Chris Rusin: C Rusin's been the "take one for the team" guy this year, called up twice when the situation called for a pitcher who could simply pile up a few innings. I still think he could become a useful back-end starter, or even a LOOGY at some point.
Blake Parker: D I think the Cubs need to move on from Parker. There are plenty of similar pitchers who are younger (Parker turns 30 next June) who will be available on waivers or by trade this offseason.
Jeff Samardzija and Jason Hammel both get "A" for their time with the Cubs; both were having the best years of their careers and brought back solid value in the trade with the Athletics. Much good luck to them this year in Oakland, and hopefully the Cubs will reap the rewards of that deal in three years or so.
Kyle Hendricks, Dallas Beeler, Tsuyoshi Wada: Incomplete At least two of these pitchers will be back after the break to go into the rotation.
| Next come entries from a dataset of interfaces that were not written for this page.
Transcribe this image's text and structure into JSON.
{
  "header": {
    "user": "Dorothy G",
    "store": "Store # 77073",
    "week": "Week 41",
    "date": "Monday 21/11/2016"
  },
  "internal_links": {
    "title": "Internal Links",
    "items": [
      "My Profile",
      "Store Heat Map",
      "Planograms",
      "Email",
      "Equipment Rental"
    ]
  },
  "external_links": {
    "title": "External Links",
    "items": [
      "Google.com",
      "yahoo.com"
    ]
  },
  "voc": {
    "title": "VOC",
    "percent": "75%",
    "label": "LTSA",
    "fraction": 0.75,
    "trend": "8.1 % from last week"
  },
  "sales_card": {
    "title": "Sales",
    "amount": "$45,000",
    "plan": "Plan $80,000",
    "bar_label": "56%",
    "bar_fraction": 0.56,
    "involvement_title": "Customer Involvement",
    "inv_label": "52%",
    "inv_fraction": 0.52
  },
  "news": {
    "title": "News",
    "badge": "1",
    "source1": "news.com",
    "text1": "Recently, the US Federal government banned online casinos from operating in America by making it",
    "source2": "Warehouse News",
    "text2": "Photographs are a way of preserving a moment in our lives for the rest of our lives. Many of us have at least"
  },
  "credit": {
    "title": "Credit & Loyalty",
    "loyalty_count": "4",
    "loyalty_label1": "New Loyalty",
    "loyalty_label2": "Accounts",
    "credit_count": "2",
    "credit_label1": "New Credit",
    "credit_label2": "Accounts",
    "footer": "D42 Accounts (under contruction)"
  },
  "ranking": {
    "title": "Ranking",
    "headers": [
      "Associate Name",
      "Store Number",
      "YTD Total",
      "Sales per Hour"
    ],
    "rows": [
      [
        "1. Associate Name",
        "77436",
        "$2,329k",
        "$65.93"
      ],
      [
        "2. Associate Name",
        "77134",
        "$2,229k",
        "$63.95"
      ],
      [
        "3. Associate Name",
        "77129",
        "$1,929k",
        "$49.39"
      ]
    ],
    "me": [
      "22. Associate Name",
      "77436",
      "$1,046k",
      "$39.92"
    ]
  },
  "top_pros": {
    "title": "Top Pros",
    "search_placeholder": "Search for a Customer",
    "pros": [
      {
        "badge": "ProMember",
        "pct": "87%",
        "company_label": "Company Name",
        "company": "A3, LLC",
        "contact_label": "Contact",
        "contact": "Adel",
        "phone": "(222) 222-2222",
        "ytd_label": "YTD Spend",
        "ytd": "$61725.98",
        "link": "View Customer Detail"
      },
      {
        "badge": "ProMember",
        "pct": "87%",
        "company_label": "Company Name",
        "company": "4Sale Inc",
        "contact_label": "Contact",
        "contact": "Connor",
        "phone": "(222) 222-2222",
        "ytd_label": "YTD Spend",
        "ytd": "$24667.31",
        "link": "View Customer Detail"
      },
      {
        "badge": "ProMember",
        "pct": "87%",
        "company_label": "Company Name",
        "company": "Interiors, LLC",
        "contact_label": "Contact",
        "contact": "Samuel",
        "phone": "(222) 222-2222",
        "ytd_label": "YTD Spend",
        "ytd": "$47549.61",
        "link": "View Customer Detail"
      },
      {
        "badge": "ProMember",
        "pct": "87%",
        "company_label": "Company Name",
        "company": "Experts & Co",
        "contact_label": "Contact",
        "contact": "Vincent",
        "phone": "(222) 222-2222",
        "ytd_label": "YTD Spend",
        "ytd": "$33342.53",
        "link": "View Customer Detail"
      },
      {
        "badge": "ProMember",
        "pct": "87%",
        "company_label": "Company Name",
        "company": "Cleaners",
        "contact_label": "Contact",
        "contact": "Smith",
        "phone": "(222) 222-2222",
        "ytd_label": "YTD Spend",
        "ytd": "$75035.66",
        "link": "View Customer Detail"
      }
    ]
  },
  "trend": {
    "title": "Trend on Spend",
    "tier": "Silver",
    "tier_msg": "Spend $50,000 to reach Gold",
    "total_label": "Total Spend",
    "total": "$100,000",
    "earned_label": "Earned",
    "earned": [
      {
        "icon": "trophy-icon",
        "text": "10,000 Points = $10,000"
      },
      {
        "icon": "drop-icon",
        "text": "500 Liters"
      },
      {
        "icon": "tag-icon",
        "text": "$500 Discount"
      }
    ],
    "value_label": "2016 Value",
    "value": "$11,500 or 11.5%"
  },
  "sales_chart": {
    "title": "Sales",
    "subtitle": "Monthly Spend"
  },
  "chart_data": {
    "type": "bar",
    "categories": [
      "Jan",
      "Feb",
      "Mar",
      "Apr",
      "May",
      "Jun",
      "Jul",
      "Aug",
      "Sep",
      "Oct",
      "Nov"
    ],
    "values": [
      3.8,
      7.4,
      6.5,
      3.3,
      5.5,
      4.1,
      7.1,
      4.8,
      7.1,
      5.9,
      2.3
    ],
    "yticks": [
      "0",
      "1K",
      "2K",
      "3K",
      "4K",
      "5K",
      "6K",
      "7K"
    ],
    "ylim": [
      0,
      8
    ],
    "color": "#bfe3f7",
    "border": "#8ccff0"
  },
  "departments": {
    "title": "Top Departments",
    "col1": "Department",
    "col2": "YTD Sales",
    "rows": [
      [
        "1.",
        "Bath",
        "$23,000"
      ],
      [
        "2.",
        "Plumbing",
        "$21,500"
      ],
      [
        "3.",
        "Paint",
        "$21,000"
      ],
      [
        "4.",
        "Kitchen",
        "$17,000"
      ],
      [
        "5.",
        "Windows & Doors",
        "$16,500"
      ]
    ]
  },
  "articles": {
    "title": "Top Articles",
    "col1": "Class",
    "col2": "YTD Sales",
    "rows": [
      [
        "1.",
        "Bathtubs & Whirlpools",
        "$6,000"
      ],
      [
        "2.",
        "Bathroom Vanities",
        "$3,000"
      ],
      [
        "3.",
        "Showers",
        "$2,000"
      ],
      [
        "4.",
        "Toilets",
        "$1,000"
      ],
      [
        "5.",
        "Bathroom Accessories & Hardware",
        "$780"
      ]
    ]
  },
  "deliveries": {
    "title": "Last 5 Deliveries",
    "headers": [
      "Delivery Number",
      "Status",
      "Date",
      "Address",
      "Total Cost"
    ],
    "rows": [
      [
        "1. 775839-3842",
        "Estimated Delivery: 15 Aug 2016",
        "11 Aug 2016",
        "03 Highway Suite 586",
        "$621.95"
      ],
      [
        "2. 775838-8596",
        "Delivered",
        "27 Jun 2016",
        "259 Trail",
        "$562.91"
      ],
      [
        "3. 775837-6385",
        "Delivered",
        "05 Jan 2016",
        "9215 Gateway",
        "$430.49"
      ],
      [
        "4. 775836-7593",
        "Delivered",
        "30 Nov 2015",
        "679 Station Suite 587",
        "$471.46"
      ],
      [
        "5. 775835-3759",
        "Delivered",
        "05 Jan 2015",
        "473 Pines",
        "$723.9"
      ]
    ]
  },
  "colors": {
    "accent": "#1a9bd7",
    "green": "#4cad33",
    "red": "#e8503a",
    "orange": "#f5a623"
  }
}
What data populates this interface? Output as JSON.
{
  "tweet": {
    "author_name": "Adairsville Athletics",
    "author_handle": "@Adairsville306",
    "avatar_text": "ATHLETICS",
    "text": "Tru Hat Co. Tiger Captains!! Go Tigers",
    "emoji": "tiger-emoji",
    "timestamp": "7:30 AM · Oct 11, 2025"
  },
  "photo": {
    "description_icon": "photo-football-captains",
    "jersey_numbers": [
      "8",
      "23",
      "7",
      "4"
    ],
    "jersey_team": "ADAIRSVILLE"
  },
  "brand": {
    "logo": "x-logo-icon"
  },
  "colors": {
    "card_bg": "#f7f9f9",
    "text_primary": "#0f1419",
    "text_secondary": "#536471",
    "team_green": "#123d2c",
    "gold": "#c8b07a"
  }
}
All pitched well in their brief callups so far, and I think all of them have at least some potential to be useful big-league starters.
Jose Veras: You really don't want or need to hear any further about Veras, except for this note: in all of Cubs history, only six other relievers pitched in as many (or more) games as Veras for the Cubs in a season (12) with an ERA as high or higher than his (8.10) and WHIP as high or higher than his (1.725). If you really want to know, here are all seven of them.